Inhibiting Poly ADP-ribosylation Increases Fatty Acid Oxidation and Protects Against Fatty Liver Disease

J Hepatol. 2017 Jan;66(1):132-141. doi: 10.1016/j.jhep.2016.08.024. Epub 2016 Sep 20.

Abstract

Background & aims: To date, no pharmacological therapy has been approved for non-alcoholic fatty liver disease (NAFLD). The aim of the present study was to evaluate the therapeutic potential of poly ADP-ribose polymerase (PARP) inhibitors in mouse models of NAFLD.

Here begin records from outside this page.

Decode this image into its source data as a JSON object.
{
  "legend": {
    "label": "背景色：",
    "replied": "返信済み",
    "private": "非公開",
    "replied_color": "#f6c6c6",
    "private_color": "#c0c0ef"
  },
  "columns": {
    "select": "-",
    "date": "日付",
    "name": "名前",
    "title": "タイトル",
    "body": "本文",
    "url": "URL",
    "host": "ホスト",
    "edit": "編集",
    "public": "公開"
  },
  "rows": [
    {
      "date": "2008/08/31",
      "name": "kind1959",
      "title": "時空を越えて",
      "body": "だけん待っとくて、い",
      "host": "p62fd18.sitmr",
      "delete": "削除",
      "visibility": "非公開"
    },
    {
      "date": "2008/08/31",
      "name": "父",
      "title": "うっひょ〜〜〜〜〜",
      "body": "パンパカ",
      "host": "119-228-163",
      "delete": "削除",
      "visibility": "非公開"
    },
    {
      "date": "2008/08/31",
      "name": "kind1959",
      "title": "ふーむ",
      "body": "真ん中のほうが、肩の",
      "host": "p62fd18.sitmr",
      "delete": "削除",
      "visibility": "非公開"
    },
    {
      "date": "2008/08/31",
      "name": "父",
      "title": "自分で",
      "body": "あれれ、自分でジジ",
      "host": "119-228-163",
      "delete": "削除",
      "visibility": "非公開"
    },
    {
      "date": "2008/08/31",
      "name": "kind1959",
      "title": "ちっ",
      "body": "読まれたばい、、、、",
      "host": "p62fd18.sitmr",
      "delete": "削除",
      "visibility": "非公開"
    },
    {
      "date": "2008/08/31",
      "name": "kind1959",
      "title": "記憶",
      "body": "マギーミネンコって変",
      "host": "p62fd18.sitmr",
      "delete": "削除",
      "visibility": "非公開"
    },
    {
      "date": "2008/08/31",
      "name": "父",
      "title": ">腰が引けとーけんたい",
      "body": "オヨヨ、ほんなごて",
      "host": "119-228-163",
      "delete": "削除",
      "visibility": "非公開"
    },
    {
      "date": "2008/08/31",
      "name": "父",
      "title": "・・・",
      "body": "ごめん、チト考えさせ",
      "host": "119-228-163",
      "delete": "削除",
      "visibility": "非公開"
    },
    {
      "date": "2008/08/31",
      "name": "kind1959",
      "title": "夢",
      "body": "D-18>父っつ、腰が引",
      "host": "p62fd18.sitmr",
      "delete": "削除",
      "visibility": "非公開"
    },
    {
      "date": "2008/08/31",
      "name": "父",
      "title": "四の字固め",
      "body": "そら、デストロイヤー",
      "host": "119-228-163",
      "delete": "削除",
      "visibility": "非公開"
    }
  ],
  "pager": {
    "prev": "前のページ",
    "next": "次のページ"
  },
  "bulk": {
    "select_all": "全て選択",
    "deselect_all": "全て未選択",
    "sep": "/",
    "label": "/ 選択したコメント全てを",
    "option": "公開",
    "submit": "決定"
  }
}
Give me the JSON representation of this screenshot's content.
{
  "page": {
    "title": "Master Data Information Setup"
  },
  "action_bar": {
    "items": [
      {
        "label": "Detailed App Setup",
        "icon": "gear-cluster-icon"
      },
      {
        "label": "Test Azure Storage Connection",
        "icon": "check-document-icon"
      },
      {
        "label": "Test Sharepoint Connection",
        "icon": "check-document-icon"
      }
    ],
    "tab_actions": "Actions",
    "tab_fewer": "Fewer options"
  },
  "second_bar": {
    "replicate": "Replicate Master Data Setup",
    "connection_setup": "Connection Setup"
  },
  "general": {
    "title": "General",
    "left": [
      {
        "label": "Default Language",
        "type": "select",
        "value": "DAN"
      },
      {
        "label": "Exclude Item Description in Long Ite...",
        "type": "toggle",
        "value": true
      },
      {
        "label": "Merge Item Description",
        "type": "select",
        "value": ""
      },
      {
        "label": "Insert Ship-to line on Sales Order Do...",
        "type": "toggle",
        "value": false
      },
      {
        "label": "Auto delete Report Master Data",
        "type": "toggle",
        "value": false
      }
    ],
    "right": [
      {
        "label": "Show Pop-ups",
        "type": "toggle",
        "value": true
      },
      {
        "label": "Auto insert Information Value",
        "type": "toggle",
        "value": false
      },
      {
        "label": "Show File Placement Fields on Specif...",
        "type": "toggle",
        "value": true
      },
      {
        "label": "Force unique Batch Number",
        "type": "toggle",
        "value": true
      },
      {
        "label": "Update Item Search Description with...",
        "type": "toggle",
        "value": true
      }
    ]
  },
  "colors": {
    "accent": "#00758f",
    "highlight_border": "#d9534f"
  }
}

Methods: As poly ADP-ribosylation (PARylation) of proteins by PARPs consumes nicotinamide adenine dinucleotide (NAD+), we hypothesized that overactivation of PARPs drives NAD+ depletion in NAFLD. Therefore, we assessed the effectiveness of PARP inhibition to replenish NAD+ and activate NAD+-dependent sirtuins, hence improving hepatic fatty acid oxidation. To do this, we examined the preventive and therapeutic benefits of the PARP inhibitor (PARPi), olaparib, in different models of NAFLD.

Results: The induction of NAFLD in C57BL/6J mice using a high-fat high-sucrose (HFHS)-diet increased PARylation of proteins by PARPs. As such, increased PARylation was associated with reduced NAD+ levels and mitochondrial function and content, which was concurrent with elevated hepatic lipid content. HFHS diet supplemented with PARPi reversed NAFLD through repletion of NAD+, increasing mitochondrial biogenesis and β-oxidation in liver. Furthermore, PARPi reduced reactive oxygen species, endoplasmic reticulum stress and fibrosis. The benefits of PARPi treatment were confirmed in mice fed with a methionine- and choline-deficient diet and in mice with lipopolysaccharide-induced hepatitis; PARP activation was attenuated and the development of hepatic injury was delayed in both models. Using Sirt1hep-/- mice, the beneficial effects of a PARPi-supplemented HFHS diet were found to be Sirt1-dependent.

Conclusions: Our study provides a novel and practical pharmacological approach for treating NAFLD, fueling optimism for potential clinical studies.

Lay summary: Non-alcoholic fatty liver disease (NAFLD) is now considered to be the most common liver disease in the Western world and has no approved pharmacological therapy. PARP inhibitors given as a treatment in two different mouse models of NAFLD confer a protection against its development. PARP inhibitors may therefore represent a novel and practical pharmacological approach for treating NAFLD.

Keywords: NAD; Non-alcoholic fatty liver disease; PARP inhibitor; PARylation; Poly ADP-ribosylation; Sirtuin.

Publication types

  • Research Support, Non-U.S. Gov't

MeSH terms

  • Animals
  • Disease Models, Animal
  • Lipid Metabolism
  • Liver / metabolism
  • Liver / pathology
  • Mice
  • Non-alcoholic Fatty Liver Disease* / drug therapy
  • Non-alcoholic Fatty Liver Disease* / metabolism
  • Non-alcoholic Fatty Liver Disease* / pathology
  • Oxidation-Reduction
  • Phthalazines / pharmacology*
  • Piperazines / pharmacology*
  • Poly(ADP-ribose) Polymerase Inhibitors / pharmacology
  • Poly(ADP-ribose) Polymerases / metabolism

Substances

  • Phthalazines
  • Piperazines
  • Poly(ADP-ribose) Polymerase Inhibitors
  • Poly(ADP-ribose) Polymerases
  • olaparib